▶ [EXERCISE PROMPT]:
Filter the entries below, keeping only lines with the word "nearlyExpiredSites".

....................

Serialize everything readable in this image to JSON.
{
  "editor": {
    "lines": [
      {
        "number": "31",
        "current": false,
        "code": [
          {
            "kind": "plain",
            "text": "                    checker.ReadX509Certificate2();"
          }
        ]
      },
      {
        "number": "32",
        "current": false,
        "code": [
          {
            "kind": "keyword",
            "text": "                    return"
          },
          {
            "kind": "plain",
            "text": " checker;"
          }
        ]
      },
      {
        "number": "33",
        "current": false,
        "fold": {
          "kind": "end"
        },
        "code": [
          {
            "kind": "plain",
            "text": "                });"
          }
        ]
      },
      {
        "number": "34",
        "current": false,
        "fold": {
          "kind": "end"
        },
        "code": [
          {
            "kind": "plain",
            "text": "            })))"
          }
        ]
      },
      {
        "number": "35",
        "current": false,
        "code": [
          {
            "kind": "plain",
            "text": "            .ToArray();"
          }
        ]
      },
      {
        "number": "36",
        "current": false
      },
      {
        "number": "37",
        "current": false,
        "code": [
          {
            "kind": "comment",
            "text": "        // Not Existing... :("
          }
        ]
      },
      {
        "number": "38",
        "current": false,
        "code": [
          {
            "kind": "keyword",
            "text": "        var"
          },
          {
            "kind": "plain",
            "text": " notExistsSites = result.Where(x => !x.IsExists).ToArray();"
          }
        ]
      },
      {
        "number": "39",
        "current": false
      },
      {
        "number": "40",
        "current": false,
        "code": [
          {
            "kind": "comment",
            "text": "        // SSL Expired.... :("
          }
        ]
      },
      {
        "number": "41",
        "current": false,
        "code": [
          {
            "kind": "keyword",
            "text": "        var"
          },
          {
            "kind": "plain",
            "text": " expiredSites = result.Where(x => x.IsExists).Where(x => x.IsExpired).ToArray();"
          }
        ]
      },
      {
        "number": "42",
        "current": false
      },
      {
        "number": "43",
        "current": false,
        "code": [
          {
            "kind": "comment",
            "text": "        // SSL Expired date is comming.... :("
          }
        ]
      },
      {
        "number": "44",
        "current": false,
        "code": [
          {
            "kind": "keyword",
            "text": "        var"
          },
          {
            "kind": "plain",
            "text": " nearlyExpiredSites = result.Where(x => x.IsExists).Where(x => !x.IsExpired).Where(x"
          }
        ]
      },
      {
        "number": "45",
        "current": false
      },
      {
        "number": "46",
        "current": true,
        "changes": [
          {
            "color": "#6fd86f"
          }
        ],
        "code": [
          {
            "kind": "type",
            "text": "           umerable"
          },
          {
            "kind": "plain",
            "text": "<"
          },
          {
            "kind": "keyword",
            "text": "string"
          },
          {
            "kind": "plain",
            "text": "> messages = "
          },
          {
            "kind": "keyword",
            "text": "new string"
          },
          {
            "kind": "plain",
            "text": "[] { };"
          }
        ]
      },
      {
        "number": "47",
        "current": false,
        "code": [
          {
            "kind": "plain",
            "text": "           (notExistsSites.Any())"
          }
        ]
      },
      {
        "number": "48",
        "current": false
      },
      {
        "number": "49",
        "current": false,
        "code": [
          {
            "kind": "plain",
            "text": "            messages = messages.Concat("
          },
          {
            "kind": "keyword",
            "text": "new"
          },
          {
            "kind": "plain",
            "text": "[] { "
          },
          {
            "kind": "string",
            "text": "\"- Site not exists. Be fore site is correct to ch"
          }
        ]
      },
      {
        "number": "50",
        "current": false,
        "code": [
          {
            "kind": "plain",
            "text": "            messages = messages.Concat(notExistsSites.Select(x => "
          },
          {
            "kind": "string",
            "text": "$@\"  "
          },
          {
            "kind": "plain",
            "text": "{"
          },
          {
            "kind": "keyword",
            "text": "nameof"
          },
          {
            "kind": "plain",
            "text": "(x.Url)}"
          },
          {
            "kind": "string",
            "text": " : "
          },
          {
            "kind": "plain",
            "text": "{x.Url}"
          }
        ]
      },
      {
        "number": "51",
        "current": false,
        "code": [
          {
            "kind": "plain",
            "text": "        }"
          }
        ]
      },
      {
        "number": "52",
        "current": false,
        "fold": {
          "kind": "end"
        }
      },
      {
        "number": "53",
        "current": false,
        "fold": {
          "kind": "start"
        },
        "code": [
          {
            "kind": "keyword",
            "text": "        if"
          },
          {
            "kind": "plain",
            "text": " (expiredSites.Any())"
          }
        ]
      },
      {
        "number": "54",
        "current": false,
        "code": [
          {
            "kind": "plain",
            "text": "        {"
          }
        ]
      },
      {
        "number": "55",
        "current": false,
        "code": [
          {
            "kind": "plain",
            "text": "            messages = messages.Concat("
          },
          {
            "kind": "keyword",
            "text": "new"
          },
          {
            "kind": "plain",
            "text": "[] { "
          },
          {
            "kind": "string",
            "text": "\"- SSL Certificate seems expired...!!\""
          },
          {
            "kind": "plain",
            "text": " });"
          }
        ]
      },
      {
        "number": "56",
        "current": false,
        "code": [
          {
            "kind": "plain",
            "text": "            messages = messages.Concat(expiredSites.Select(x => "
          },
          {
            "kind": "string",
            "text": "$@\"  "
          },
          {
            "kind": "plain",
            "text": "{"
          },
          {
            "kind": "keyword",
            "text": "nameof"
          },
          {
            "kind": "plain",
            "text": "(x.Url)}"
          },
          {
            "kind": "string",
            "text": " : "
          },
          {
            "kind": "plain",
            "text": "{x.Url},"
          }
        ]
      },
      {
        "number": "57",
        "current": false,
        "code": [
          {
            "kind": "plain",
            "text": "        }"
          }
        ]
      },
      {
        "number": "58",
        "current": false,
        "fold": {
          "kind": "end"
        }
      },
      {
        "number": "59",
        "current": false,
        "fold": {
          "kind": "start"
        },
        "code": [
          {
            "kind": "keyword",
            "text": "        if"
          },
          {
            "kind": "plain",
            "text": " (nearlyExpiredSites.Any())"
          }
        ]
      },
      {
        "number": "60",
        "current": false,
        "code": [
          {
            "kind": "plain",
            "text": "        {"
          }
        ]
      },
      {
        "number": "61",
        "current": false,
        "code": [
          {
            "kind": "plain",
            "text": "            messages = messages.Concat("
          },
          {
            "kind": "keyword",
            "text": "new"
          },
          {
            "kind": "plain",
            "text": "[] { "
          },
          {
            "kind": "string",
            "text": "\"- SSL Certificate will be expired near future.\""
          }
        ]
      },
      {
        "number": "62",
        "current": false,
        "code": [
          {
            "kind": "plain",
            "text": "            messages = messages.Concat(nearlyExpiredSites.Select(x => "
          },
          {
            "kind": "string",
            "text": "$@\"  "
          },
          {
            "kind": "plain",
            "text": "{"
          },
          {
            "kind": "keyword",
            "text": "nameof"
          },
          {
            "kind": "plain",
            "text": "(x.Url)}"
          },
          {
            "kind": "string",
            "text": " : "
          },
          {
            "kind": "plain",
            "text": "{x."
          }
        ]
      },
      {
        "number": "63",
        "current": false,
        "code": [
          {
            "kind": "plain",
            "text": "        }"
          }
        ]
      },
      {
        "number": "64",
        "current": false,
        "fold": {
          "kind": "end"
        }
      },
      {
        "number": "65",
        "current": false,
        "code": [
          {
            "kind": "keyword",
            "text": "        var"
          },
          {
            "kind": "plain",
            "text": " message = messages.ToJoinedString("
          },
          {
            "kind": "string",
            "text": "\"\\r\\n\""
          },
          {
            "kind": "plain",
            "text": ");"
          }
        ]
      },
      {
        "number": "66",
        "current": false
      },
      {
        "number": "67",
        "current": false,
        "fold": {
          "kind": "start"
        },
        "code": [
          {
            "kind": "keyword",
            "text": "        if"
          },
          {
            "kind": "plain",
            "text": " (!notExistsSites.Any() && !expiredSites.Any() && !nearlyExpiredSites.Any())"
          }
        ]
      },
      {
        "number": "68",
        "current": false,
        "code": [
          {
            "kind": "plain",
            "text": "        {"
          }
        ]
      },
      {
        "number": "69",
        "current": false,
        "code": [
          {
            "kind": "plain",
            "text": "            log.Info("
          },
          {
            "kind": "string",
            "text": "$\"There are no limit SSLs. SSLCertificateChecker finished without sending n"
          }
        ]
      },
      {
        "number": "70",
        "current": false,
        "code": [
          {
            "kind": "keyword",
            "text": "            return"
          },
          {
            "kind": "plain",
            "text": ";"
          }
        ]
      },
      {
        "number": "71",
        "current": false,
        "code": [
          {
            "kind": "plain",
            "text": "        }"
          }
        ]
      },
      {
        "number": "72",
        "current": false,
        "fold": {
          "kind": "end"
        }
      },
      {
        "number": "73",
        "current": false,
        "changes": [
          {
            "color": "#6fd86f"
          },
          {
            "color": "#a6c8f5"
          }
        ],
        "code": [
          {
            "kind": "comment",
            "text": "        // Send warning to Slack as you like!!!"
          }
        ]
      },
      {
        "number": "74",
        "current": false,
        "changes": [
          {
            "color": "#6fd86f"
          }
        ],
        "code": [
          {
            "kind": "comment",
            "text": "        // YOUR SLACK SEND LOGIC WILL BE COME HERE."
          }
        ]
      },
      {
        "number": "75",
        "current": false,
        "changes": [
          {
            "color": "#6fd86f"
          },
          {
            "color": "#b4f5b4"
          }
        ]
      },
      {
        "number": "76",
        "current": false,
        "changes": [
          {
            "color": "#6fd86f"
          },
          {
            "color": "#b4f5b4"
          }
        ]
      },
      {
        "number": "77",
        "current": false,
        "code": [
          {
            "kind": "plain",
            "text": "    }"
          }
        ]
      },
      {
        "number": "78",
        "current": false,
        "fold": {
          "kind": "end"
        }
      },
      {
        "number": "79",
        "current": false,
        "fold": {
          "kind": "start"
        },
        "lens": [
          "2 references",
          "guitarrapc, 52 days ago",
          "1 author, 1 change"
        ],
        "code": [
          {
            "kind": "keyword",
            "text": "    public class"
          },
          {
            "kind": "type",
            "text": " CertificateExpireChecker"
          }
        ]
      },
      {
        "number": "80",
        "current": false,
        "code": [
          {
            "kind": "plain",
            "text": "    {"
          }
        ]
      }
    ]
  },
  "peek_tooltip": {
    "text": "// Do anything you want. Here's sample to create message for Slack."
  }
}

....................

▶ [EXERCISE RESULT]:
            "text": " nearlyExpiredSites = result.Where(x => x.IsExists).Where(x => !x.IsExpired).Where(x"
            "text": " (nearlyExpiredSites.Any())"
            "text": "            messages = messages.Concat(nearlyExpiredSites.Select(x => "
            "text": " (!notExistsSites.Any() && !expiredSites.Any() && !nearlyExpiredSites.Any())"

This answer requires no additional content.